### EXERCISE AIM
Reproduce all of the data below without alteration; exclude every picture.

(DATA EXCERPTS)

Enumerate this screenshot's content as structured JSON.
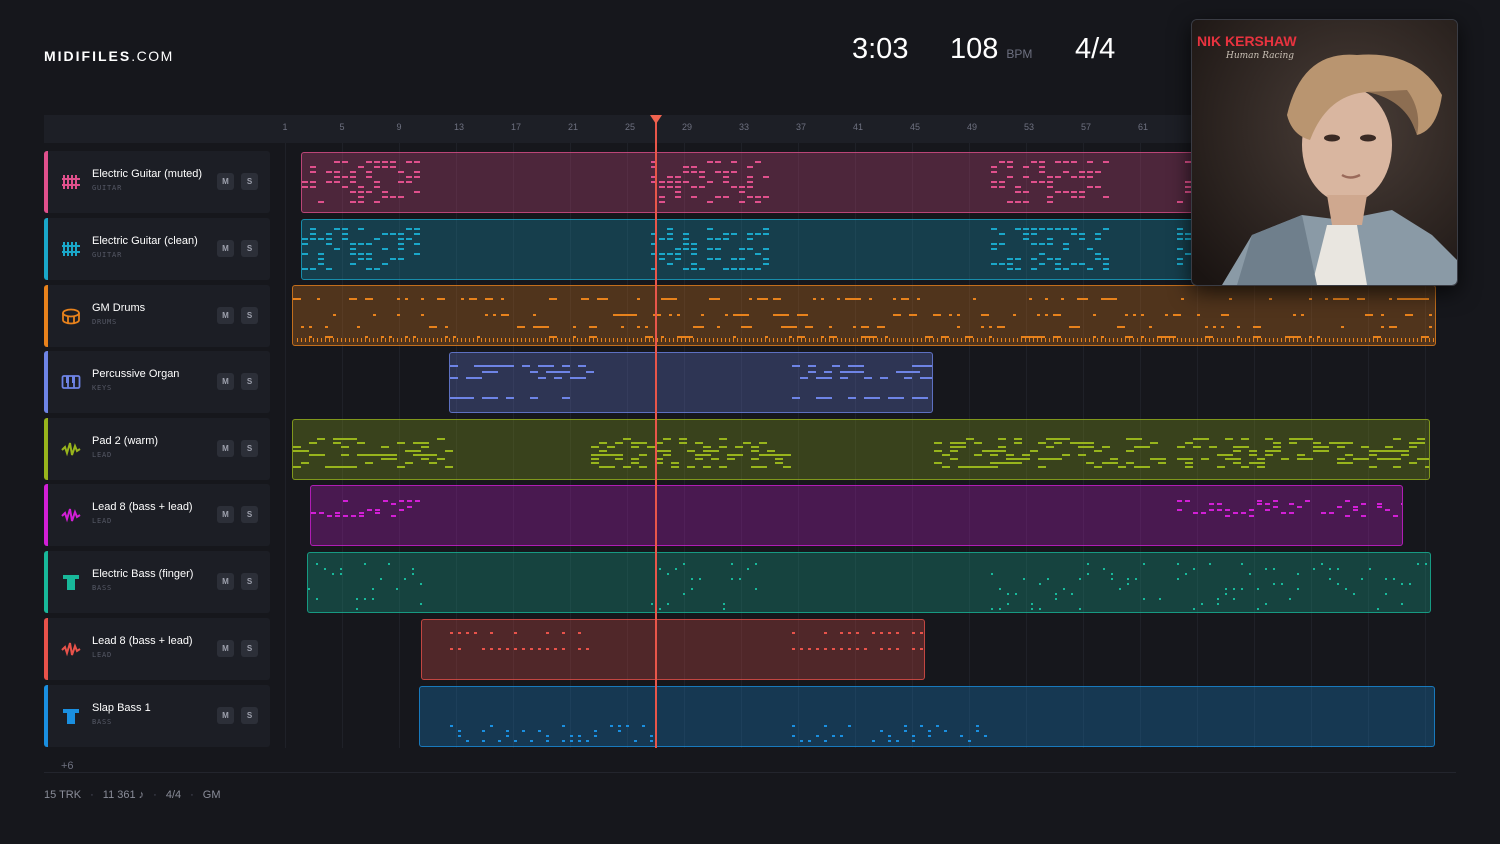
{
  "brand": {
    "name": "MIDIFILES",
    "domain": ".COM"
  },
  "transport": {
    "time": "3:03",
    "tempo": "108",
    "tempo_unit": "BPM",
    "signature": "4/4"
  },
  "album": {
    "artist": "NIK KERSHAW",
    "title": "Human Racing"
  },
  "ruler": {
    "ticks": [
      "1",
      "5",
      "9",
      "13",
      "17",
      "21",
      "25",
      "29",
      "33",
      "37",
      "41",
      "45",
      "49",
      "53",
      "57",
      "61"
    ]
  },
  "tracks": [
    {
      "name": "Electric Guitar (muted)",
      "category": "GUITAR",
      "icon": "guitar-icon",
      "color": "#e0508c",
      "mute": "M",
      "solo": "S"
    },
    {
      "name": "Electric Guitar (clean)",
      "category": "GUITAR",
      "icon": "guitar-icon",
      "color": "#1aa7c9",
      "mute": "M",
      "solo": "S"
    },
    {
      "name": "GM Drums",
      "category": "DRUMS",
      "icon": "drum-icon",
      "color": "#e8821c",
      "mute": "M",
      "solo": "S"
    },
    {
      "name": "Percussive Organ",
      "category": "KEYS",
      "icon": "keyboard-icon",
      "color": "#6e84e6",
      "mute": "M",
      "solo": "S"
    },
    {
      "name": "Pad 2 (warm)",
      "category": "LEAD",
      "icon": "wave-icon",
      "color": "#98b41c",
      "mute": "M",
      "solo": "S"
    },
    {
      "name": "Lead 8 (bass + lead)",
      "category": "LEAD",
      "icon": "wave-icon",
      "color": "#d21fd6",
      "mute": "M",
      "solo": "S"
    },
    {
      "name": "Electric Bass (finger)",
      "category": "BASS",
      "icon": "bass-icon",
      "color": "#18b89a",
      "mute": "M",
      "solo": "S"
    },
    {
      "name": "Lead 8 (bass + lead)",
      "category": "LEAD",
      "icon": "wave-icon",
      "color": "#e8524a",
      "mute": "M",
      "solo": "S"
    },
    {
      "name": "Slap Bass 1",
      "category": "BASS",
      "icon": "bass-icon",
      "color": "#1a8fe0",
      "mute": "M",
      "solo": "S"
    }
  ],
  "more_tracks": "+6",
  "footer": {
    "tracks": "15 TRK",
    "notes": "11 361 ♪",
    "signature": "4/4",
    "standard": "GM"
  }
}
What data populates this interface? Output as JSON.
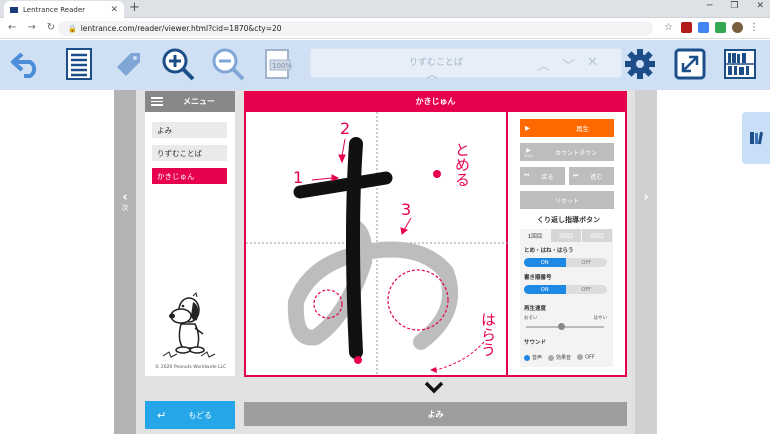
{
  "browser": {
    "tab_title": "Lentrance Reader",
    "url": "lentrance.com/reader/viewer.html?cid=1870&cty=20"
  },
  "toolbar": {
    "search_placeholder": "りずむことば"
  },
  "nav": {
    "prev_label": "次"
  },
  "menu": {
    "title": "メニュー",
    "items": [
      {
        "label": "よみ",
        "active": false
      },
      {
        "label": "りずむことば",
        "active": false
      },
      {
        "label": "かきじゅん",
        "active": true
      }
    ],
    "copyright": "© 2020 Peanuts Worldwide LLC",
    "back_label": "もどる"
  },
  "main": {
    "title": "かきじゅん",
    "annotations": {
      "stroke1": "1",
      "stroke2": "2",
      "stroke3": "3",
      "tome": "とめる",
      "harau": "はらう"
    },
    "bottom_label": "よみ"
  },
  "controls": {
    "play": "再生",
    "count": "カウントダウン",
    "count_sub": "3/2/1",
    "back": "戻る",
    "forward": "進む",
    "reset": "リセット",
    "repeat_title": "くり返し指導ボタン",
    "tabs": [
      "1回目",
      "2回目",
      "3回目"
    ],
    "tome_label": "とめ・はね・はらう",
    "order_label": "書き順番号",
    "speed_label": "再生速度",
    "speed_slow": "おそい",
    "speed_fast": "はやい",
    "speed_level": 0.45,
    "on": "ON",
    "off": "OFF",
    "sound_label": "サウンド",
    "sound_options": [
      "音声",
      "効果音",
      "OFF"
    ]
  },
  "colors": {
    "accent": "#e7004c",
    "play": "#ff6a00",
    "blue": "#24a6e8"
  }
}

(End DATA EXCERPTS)

### PROBLEM SOLUTION
Enumerate this screenshot's content as structured JSON.
{
  "brand": {
    "name": "MIDIFILES",
    "domain": ".COM"
  },
  "transport": {
    "time": "3:03",
    "tempo": "108",
    "tempo_unit": "BPM",
    "signature": "4/4"
  },
  "album": {
    "artist": "NIK KERSHAW",
    "title": "Human Racing"
  },
  "ruler": {
    "ticks": [
      "1",
      "5",
      "9",
      "13",
      "17",
      "21",
      "25",
      "29",
      "33",
      "37",
      "41",
      "45",
      "49",
      "53",
      "57",
      "61"
    ]
  },
  "tracks": [
    {
      "name": "Electric Guitar (muted)",
      "category": "GUITAR",
      "icon": "guitar-icon",
      "color": "#e0508c",
      "mute": "M",
      "solo": "S"
    },
    {
      "name": "Electric Guitar (clean)",
      "category": "GUITAR",
      "icon": "guitar-icon",
      "color": "#1aa7c9",
      "mute": "M",
      "solo": "S"
    },
    {
      "name": "GM Drums",
      "category": "DRUMS",
      "icon": "drum-icon",
      "color": "#e8821c",
      "mute": "M",
      "solo": "S"
    },
    {
      "name": "Percussive Organ",
      "category": "KEYS",
      "icon": "keyboard-icon",
      "color": "#6e84e6",
      "mute": "M",
      "solo": "S"
    },
    {
      "name": "Pad 2 (warm)",
      "category": "LEAD",
      "icon": "wave-icon",
      "color": "#98b41c",
      "mute": "M",
      "solo": "S"
    },
    {
      "name": "Lead 8 (bass + lead)",
      "category": "LEAD",
      "icon": "wave-icon",
      "color": "#d21fd6",
      "mute": "M",
      "solo": "S"
    },
    {
      "name": "Electric Bass (finger)",
      "category": "BASS",
      "icon": "bass-icon",
      "color": "#18b89a",
      "mute": "M",
      "solo": "S"
    },
    {
      "name": "Lead 8 (bass + lead)",
      "category": "LEAD",
      "icon": "wave-icon",
      "color": "#e8524a",
      "mute": "M",
      "solo": "S"
    },
    {
      "name": "Slap Bass 1",
      "category": "BASS",
      "icon": "bass-icon",
      "color": "#1a8fe0",
      "mute": "M",
      "solo": "S"
    }
  ],
  "more_tracks": "+6",
  "footer": {
    "tracks": "15 TRK",
    "notes": "11 361 ♪",
    "signature": "4/4",
    "standard": "GM"
  }
}
What data populates this interface? Output as JSON.
{
  "browser": {
    "tab_title": "Lentrance Reader",
    "url": "lentrance.com/reader/viewer.html?cid=1870&cty=20"
  },
  "toolbar": {
    "search_placeholder": "りずむことば"
  },
  "nav": {
    "prev_label": "次"
  },
  "menu": {
    "title": "メニュー",
    "items": [
      {
        "label": "よみ",
        "active": false
      },
      {
        "label": "りずむことば",
        "active": false
      },
      {
        "label": "かきじゅん",
        "active": true
      }
    ],
    "copyright": "© 2020 Peanuts Worldwide LLC",
    "back_label": "もどる"
  },
  "main": {
    "title": "かきじゅん",
    "annotations": {
      "stroke1": "1",
      "stroke2": "2",
      "stroke3": "3",
      "tome": "とめる",
      "harau": "はらう"
    },
    "bottom_label": "よみ"
  },
  "controls": {
    "play": "再生",
    "count": "カウントダウン",
    "count_sub": "3/2/1",
    "back": "戻る",
    "forward": "進む",
    "reset": "リセット",
    "repeat_title": "くり返し指導ボタン",
    "tabs": [
      "1回目",
      "2回目",
      "3回目"
    ],
    "tome_label": "とめ・はね・はらう",
    "order_label": "書き順番号",
    "speed_label": "再生速度",
    "speed_slow": "おそい",
    "speed_fast": "はやい",
    "speed_level": 0.45,
    "on": "ON",
    "off": "OFF",
    "sound_label": "サウンド",
    "sound_options": [
      "音声",
      "効果音",
      "OFF"
    ]
  },
  "colors": {
    "accent": "#e7004c",
    "play": "#ff6a00",
    "blue": "#24a6e8"
  }
}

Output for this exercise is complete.